▶ _WHAT TO DO_
Could you write the entries out again, exactly as they appear?

▶ _SOURCE DATA_
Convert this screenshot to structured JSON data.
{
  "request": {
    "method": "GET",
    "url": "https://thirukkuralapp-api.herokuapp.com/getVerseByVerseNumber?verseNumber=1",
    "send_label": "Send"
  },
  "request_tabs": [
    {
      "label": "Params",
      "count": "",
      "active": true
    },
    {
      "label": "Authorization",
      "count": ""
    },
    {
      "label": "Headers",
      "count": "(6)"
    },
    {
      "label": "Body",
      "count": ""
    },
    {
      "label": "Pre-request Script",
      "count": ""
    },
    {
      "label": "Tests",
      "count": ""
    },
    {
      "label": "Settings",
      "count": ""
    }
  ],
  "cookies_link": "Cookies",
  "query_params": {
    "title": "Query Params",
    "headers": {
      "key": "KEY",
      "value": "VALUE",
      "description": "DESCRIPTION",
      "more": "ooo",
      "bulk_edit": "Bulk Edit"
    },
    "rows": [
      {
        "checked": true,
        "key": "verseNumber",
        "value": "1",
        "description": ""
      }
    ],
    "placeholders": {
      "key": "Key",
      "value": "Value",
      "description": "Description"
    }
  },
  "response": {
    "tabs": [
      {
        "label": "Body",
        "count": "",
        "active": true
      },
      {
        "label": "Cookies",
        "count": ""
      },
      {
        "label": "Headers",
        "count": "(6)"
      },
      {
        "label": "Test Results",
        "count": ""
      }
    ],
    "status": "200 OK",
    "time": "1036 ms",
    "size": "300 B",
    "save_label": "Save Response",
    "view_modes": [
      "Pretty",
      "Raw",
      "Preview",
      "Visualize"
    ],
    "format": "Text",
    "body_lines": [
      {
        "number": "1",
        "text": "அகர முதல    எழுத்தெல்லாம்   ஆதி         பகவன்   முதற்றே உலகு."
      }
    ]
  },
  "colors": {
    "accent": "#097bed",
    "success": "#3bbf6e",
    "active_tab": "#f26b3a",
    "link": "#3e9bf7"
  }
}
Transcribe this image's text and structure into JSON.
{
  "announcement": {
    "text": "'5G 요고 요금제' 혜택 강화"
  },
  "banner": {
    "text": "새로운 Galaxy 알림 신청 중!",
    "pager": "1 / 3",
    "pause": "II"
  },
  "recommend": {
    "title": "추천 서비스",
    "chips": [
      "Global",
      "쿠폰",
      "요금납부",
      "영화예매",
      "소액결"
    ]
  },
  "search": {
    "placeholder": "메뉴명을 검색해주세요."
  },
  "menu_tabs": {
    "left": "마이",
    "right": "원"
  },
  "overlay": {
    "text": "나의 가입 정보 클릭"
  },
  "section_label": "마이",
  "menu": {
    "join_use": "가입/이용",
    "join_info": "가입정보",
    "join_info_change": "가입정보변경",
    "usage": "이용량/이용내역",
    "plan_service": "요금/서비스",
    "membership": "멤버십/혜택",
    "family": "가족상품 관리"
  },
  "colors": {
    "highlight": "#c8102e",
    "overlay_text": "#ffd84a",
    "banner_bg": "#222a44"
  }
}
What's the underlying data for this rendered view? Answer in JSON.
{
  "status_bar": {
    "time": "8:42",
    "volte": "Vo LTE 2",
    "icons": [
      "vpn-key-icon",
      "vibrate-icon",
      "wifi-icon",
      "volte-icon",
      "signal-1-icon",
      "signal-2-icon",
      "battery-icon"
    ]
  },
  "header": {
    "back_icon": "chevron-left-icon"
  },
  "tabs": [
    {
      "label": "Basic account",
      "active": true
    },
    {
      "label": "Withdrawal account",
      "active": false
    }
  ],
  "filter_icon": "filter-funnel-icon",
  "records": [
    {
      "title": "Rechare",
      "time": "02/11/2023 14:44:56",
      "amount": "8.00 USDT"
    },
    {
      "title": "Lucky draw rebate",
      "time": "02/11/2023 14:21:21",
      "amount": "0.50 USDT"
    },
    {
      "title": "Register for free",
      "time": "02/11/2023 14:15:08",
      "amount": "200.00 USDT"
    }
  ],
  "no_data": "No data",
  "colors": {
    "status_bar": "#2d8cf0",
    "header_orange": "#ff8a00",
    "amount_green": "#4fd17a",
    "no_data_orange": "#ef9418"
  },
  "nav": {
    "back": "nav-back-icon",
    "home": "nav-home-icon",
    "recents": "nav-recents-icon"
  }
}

▶ _COMPLETED TASK_
Convert this screenshot to structured JSON data.
{
  "request": {
    "method": "GET",
    "url": "https://thirukkuralapp-api.herokuapp.com/getVerseByVerseNumber?verseNumber=1",
    "send_label": "Send"
  },
  "request_tabs": [
    {
      "label": "Params",
      "count": "",
      "active": true
    },
    {
      "label": "Authorization",
      "count": ""
    },
    {
      "label": "Headers",
      "count": "(6)"
    },
    {
      "label": "Body",
      "count": ""
    },
    {
      "label": "Pre-request Script",
      "count": ""
    },
    {
      "label": "Tests",
      "count": ""
    },
    {
      "label": "Settings",
      "count": ""
    }
  ],
  "cookies_link": "Cookies",
  "query_params": {
    "title": "Query Params",
    "headers": {
      "key": "KEY",
      "value": "VALUE",
      "description": "DESCRIPTION",
      "more": "ooo",
      "bulk_edit": "Bulk Edit"
    },
    "rows": [
      {
        "checked": true,
        "key": "verseNumber",
        "value": "1",
        "description": ""
      }
    ],
    "placeholders": {
      "key": "Key",
      "value": "Value",
      "description": "Description"
    }
  },
  "response": {
    "tabs": [
      {
        "label": "Body",
        "count": "",
        "active": true
      },
      {
        "label": "Cookies",
        "count": ""
      },
      {
        "label": "Headers",
        "count": "(6)"
      },
      {
        "label": "Test Results",
        "count": ""
      }
    ],
    "status": "200 OK",
    "time": "1036 ms",
    "size": "300 B",
    "save_label": "Save Response",
    "view_modes": [
      "Pretty",
      "Raw",
      "Preview",
      "Visualize"
    ],
    "format": "Text",
    "body_lines": [
      {
        "number": "1",
        "text": "அகர முதல    எழுத்தெல்லாம்   ஆதி         பகவன்   முதற்றே உலகு."
      }
    ]
  },
  "colors": {
    "accent": "#097bed",
    "success": "#3bbf6e",
    "active_tab": "#f26b3a",
    "link": "#3e9bf7"
  }
}
Transcribe this image's text and structure into JSON.
{
  "announcement": {
    "text": "'5G 요고 요금제' 혜택 강화"
  },
  "banner": {
    "text": "새로운 Galaxy 알림 신청 중!",
    "pager": "1 / 3",
    "pause": "II"
  },
  "recommend": {
    "title": "추천 서비스",
    "chips": [
      "Global",
      "쿠폰",
      "요금납부",
      "영화예매",
      "소액결"
    ]
  },
  "search": {
    "placeholder": "메뉴명을 검색해주세요."
  },
  "menu_tabs": {
    "left": "마이",
    "right": "원"
  },
  "overlay": {
    "text": "나의 가입 정보 클릭"
  },
  "section_label": "마이",
  "menu": {
    "join_use": "가입/이용",
    "join_info": "가입정보",
    "join_info_change": "가입정보변경",
    "usage": "이용량/이용내역",
    "plan_service": "요금/서비스",
    "membership": "멤버십/혜택",
    "family": "가족상품 관리"
  },
  "colors": {
    "highlight": "#c8102e",
    "overlay_text": "#ffd84a",
    "banner_bg": "#222a44"
  }
}
What's the underlying data for this rendered view? Answer in JSON.
{
  "status_bar": {
    "time": "8:42",
    "volte": "Vo LTE 2",
    "icons": [
      "vpn-key-icon",
      "vibrate-icon",
      "wifi-icon",
      "volte-icon",
      "signal-1-icon",
      "signal-2-icon",
      "battery-icon"
    ]
  },
  "header": {
    "back_icon": "chevron-left-icon"
  },
  "tabs": [
    {
      "label": "Basic account",
      "active": true
    },
    {
      "label": "Withdrawal account",
      "active": false
    }
  ],
  "filter_icon": "filter-funnel-icon",
  "records": [
    {
      "title": "Rechare",
      "time": "02/11/2023 14:44:56",
      "amount": "8.00 USDT"
    },
    {
      "title": "Lucky draw rebate",
      "time": "02/11/2023 14:21:21",
      "amount": "0.50 USDT"
    },
    {
      "title": "Register for free",
      "time": "02/11/2023 14:15:08",
      "amount": "200.00 USDT"
    }
  ],
  "no_data": "No data",
  "colors": {
    "status_bar": "#2d8cf0",
    "header_orange": "#ff8a00",
    "amount_green": "#4fd17a",
    "no_data_orange": "#ef9418"
  },
  "nav": {
    "back": "nav-back-icon",
    "home": "nav-home-icon",
    "recents": "nav-recents-icon"
  }
}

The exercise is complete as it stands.